◆ Task input ◆

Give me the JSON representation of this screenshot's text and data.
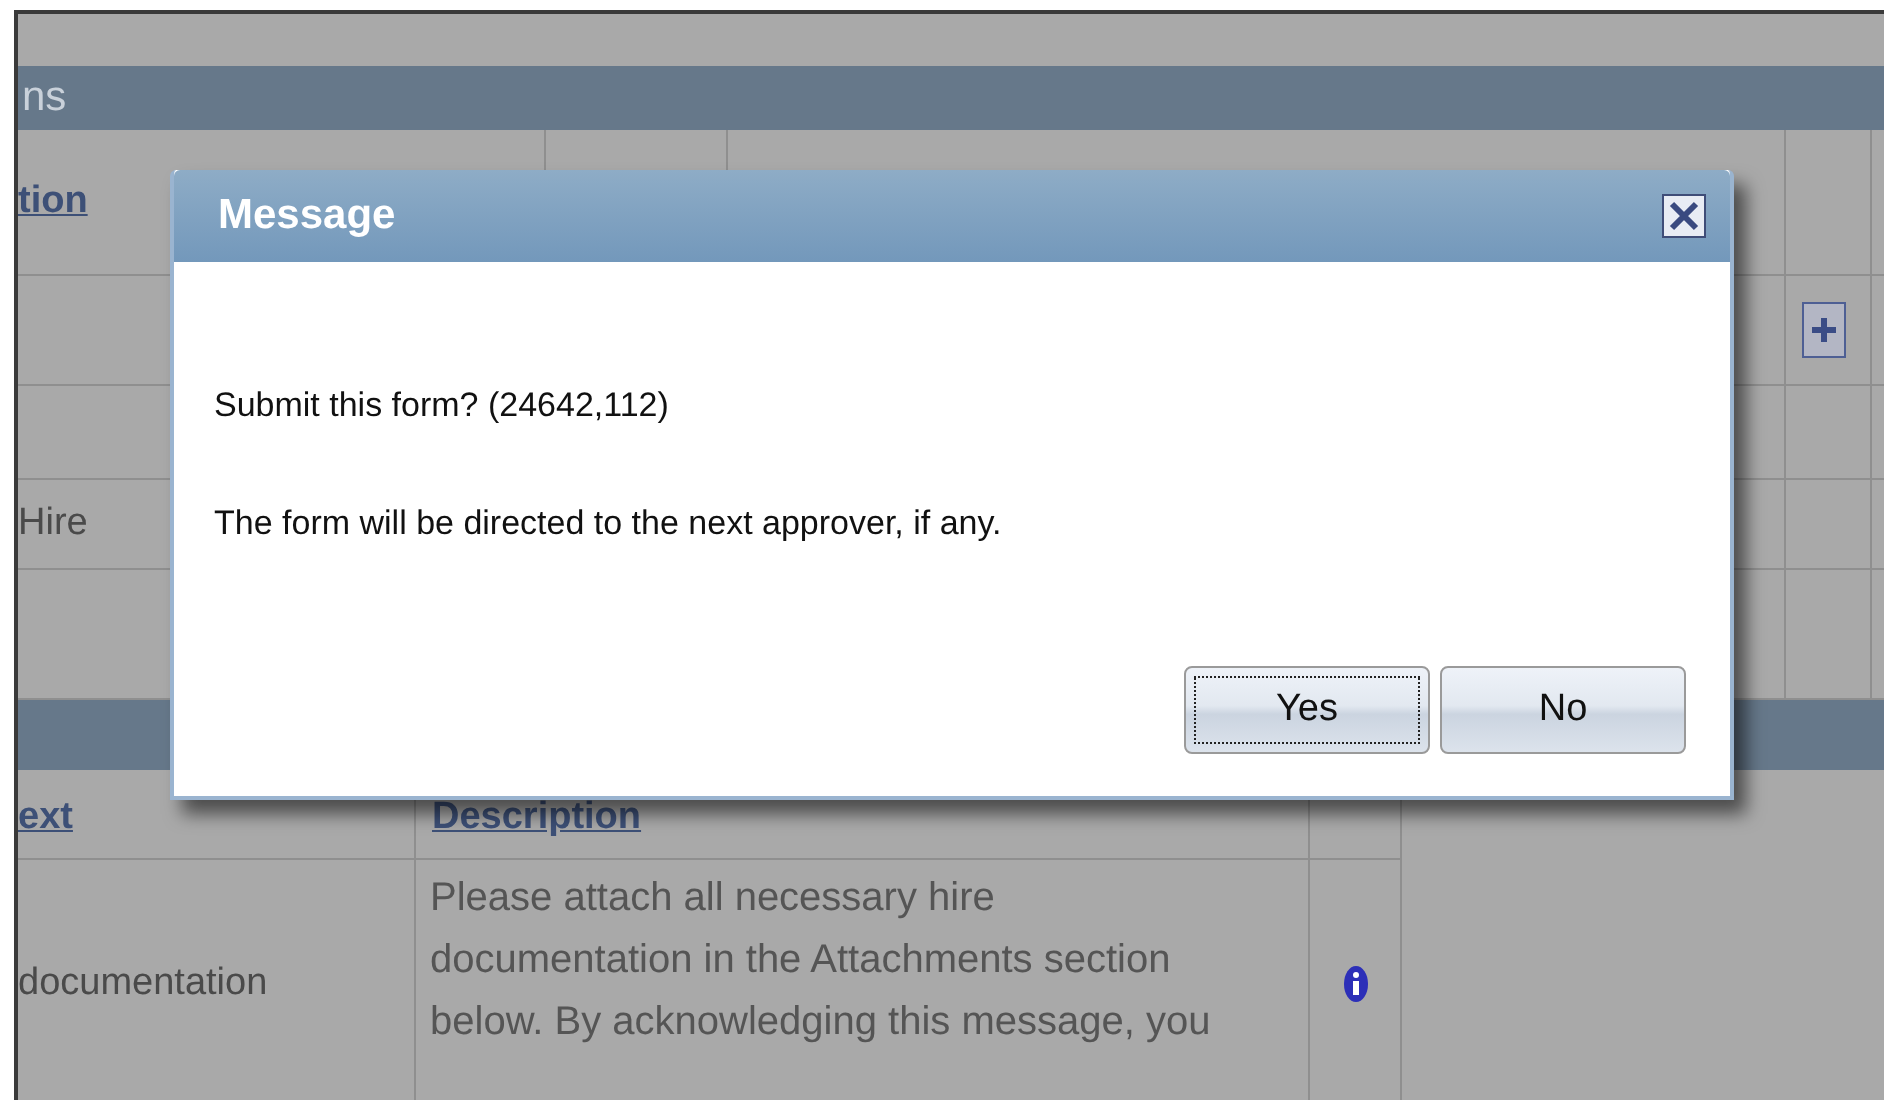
{
  "upper_section": {
    "title": "ns",
    "column_header": "tion",
    "rows": [
      {
        "kind": "add"
      },
      {
        "kind": "blank"
      },
      {
        "kind": "text",
        "text": "Hire"
      },
      {
        "kind": "blank"
      }
    ]
  },
  "lower_section": {
    "columns": [
      "ext",
      "Description"
    ],
    "row": {
      "name": "documentation",
      "description": "Please attach all necessary hire documentation in the Attachments section below. By acknowledging this message, you"
    }
  },
  "dialog": {
    "title": "Message",
    "lines": [
      "Submit this form? (24642,112)",
      "The form will be directed to the next approver, if any."
    ],
    "buttons": [
      {
        "label": "Yes",
        "focused": true
      },
      {
        "label": "No",
        "focused": false
      }
    ]
  }
}
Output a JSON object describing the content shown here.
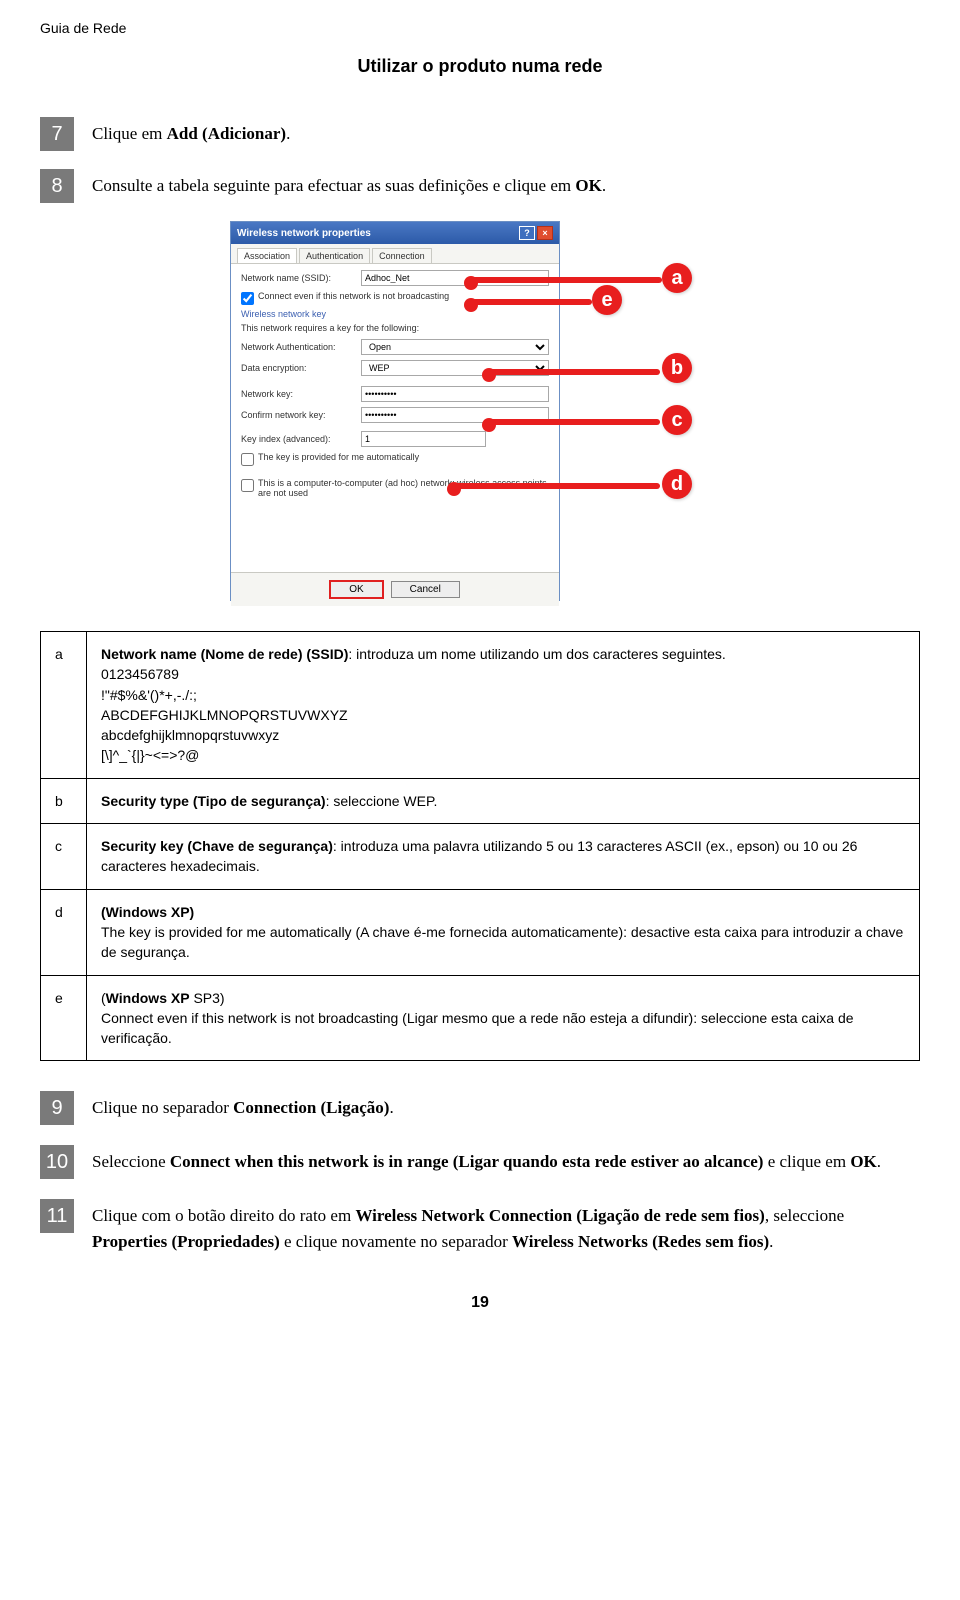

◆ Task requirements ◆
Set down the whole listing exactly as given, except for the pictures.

◆ Task answer ◆
Give me the JSON representation of this screenshot's text and data.
{
  "upper_section": {
    "title": "ns",
    "column_header": "tion",
    "rows": [
      {
        "kind": "add"
      },
      {
        "kind": "blank"
      },
      {
        "kind": "text",
        "text": "Hire"
      },
      {
        "kind": "blank"
      }
    ]
  },
  "lower_section": {
    "columns": [
      "ext",
      "Description"
    ],
    "row": {
      "name": "documentation",
      "description": "Please attach all necessary hire documentation in the Attachments section below. By acknowledging this message, you"
    }
  },
  "dialog": {
    "title": "Message",
    "lines": [
      "Submit this form? (24642,112)",
      "The form will be directed to the next approver, if any."
    ],
    "buttons": [
      {
        "label": "Yes",
        "focused": true
      },
      {
        "label": "No",
        "focused": false
      }
    ]
  }
}
Output a JSON object describing the content shown here.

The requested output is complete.